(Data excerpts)
Start of Block
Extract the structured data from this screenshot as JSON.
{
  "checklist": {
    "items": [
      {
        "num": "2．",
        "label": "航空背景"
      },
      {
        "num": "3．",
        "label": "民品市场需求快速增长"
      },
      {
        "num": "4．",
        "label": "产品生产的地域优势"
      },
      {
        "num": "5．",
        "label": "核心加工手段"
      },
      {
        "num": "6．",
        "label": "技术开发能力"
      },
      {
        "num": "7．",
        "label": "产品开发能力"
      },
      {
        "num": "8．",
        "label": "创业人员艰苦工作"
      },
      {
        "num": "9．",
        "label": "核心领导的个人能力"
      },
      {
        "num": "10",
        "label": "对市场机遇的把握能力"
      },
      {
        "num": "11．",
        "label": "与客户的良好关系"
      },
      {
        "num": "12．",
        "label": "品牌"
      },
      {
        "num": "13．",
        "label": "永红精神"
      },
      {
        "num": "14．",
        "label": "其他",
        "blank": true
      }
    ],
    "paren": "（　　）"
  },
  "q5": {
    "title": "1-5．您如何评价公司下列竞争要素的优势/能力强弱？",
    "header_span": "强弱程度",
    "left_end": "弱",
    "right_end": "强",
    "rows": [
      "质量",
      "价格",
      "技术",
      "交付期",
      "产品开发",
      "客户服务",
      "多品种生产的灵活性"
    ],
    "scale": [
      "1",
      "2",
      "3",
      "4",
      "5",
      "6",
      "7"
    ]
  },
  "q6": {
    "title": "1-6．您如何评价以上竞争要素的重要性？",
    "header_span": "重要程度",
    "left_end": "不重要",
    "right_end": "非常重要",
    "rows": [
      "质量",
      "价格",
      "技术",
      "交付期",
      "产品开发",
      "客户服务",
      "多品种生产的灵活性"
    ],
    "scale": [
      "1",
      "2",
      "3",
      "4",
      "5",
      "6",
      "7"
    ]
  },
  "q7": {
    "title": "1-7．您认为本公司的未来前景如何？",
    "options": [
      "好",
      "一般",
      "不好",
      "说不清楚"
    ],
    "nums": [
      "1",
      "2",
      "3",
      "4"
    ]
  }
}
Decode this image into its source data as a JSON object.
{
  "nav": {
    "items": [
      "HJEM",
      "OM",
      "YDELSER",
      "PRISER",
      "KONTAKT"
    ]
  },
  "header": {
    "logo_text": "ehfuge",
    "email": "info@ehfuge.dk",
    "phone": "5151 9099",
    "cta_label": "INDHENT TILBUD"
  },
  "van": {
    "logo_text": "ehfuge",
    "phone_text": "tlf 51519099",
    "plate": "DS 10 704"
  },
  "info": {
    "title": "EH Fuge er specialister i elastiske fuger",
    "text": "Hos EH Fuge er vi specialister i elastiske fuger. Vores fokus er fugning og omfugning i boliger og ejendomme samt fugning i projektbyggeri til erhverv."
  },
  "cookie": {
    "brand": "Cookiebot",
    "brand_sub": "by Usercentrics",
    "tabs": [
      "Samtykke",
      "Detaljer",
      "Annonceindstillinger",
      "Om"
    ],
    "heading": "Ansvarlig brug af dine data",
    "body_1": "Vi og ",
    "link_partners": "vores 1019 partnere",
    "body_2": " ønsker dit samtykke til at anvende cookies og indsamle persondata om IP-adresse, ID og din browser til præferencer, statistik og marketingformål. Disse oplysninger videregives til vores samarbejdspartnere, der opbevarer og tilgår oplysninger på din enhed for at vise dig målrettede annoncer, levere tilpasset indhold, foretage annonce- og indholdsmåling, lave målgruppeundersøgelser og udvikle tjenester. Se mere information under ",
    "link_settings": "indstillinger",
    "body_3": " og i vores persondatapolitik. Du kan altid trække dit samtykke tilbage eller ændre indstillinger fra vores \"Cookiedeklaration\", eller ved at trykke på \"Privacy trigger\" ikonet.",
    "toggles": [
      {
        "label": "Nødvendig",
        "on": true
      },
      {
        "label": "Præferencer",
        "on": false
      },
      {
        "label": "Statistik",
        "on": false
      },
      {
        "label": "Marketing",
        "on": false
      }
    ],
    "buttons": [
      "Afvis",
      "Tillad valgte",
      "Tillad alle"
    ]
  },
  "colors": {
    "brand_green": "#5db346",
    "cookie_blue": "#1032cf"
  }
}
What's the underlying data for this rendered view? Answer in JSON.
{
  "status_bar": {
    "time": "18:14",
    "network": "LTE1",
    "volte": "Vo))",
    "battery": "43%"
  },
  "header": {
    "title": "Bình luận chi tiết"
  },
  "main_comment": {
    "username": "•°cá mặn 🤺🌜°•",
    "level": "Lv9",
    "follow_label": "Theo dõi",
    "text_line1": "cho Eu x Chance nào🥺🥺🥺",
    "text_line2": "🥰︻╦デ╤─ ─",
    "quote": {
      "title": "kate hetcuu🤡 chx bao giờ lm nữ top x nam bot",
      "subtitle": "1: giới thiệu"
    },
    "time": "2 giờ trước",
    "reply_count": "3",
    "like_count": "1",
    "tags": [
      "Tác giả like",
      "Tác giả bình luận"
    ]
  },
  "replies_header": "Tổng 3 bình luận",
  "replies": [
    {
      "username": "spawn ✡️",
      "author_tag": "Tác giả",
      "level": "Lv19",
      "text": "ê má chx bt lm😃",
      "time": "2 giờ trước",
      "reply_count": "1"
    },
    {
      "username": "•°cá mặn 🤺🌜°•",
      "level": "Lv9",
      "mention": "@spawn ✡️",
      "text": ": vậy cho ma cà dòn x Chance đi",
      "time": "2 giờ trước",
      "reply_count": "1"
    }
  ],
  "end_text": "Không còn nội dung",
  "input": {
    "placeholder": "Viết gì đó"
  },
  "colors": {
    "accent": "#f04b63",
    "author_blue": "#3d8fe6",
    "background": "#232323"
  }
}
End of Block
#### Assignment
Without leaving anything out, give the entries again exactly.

#### Problem solution
Extract the structured data from this screenshot as JSON.
{
  "checklist": {
    "items": [
      {
        "num": "2．",
        "label": "航空背景"
      },
      {
        "num": "3．",
        "label": "民品市场需求快速增长"
      },
      {
        "num": "4．",
        "label": "产品生产的地域优势"
      },
      {
        "num": "5．",
        "label": "核心加工手段"
      },
      {
        "num": "6．",
        "label": "技术开发能力"
      },
      {
        "num": "7．",
        "label": "产品开发能力"
      },
      {
        "num": "8．",
        "label": "创业人员艰苦工作"
      },
      {
        "num": "9．",
        "label": "核心领导的个人能力"
      },
      {
        "num": "10",
        "label": "对市场机遇的把握能力"
      },
      {
        "num": "11．",
        "label": "与客户的良好关系"
      },
      {
        "num": "12．",
        "label": "品牌"
      },
      {
        "num": "13．",
        "label": "永红精神"
      },
      {
        "num": "14．",
        "label": "其他",
        "blank": true
      }
    ],
    "paren": "（　　）"
  },
  "q5": {
    "title": "1-5．您如何评价公司下列竞争要素的优势/能力强弱？",
    "header_span": "强弱程度",
    "left_end": "弱",
    "right_end": "强",
    "rows": [
      "质量",
      "价格",
      "技术",
      "交付期",
      "产品开发",
      "客户服务",
      "多品种生产的灵活性"
    ],
    "scale": [
      "1",
      "2",
      "3",
      "4",
      "5",
      "6",
      "7"
    ]
  },
  "q6": {
    "title": "1-6．您如何评价以上竞争要素的重要性？",
    "header_span": "重要程度",
    "left_end": "不重要",
    "right_end": "非常重要",
    "rows": [
      "质量",
      "价格",
      "技术",
      "交付期",
      "产品开发",
      "客户服务",
      "多品种生产的灵活性"
    ],
    "scale": [
      "1",
      "2",
      "3",
      "4",
      "5",
      "6",
      "7"
    ]
  },
  "q7": {
    "title": "1-7．您认为本公司的未来前景如何？",
    "options": [
      "好",
      "一般",
      "不好",
      "说不清楚"
    ],
    "nums": [
      "1",
      "2",
      "3",
      "4"
    ]
  }
}
Decode this image into its source data as a JSON object.
{
  "nav": {
    "items": [
      "HJEM",
      "OM",
      "YDELSER",
      "PRISER",
      "KONTAKT"
    ]
  },
  "header": {
    "logo_text": "ehfuge",
    "email": "info@ehfuge.dk",
    "phone": "5151 9099",
    "cta_label": "INDHENT TILBUD"
  },
  "van": {
    "logo_text": "ehfuge",
    "phone_text": "tlf 51519099",
    "plate": "DS 10 704"
  },
  "info": {
    "title": "EH Fuge er specialister i elastiske fuger",
    "text": "Hos EH Fuge er vi specialister i elastiske fuger. Vores fokus er fugning og omfugning i boliger og ejendomme samt fugning i projektbyggeri til erhverv."
  },
  "cookie": {
    "brand": "Cookiebot",
    "brand_sub": "by Usercentrics",
    "tabs": [
      "Samtykke",
      "Detaljer",
      "Annonceindstillinger",
      "Om"
    ],
    "heading": "Ansvarlig brug af dine data",
    "body_1": "Vi og ",
    "link_partners": "vores 1019 partnere",
    "body_2": " ønsker dit samtykke til at anvende cookies og indsamle persondata om IP-adresse, ID og din browser til præferencer, statistik og marketingformål. Disse oplysninger videregives til vores samarbejdspartnere, der opbevarer og tilgår oplysninger på din enhed for at vise dig målrettede annoncer, levere tilpasset indhold, foretage annonce- og indholdsmåling, lave målgruppeundersøgelser og udvikle tjenester. Se mere information under ",
    "link_settings": "indstillinger",
    "body_3": " og i vores persondatapolitik. Du kan altid trække dit samtykke tilbage eller ændre indstillinger fra vores \"Cookiedeklaration\", eller ved at trykke på \"Privacy trigger\" ikonet.",
    "toggles": [
      {
        "label": "Nødvendig",
        "on": true
      },
      {
        "label": "Præferencer",
        "on": false
      },
      {
        "label": "Statistik",
        "on": false
      },
      {
        "label": "Marketing",
        "on": false
      }
    ],
    "buttons": [
      "Afvis",
      "Tillad valgte",
      "Tillad alle"
    ]
  },
  "colors": {
    "brand_green": "#5db346",
    "cookie_blue": "#1032cf"
  }
}
What's the underlying data for this rendered view? Answer in JSON.
{
  "status_bar": {
    "time": "18:14",
    "network": "LTE1",
    "volte": "Vo))",
    "battery": "43%"
  },
  "header": {
    "title": "Bình luận chi tiết"
  },
  "main_comment": {
    "username": "•°cá mặn 🤺🌜°•",
    "level": "Lv9",
    "follow_label": "Theo dõi",
    "text_line1": "cho Eu x Chance nào🥺🥺🥺",
    "text_line2": "🥰︻╦デ╤─ ─",
    "quote": {
      "title": "kate hetcuu🤡 chx bao giờ lm nữ top x nam bot",
      "subtitle": "1: giới thiệu"
    },
    "time": "2 giờ trước",
    "reply_count": "3",
    "like_count": "1",
    "tags": [
      "Tác giả like",
      "Tác giả bình luận"
    ]
  },
  "replies_header": "Tổng 3 bình luận",
  "replies": [
    {
      "username": "spawn ✡️",
      "author_tag": "Tác giả",
      "level": "Lv19",
      "text": "ê má chx bt lm😃",
      "time": "2 giờ trước",
      "reply_count": "1"
    },
    {
      "username": "•°cá mặn 🤺🌜°•",
      "level": "Lv9",
      "mention": "@spawn ✡️",
      "text": ": vậy cho ma cà dòn x Chance đi",
      "time": "2 giờ trước",
      "reply_count": "1"
    }
  ],
  "end_text": "Không còn nội dung",
  "input": {
    "placeholder": "Viết gì đó"
  },
  "colors": {
    "accent": "#f04b63",
    "author_blue": "#3d8fe6",
    "background": "#232323"
  }
}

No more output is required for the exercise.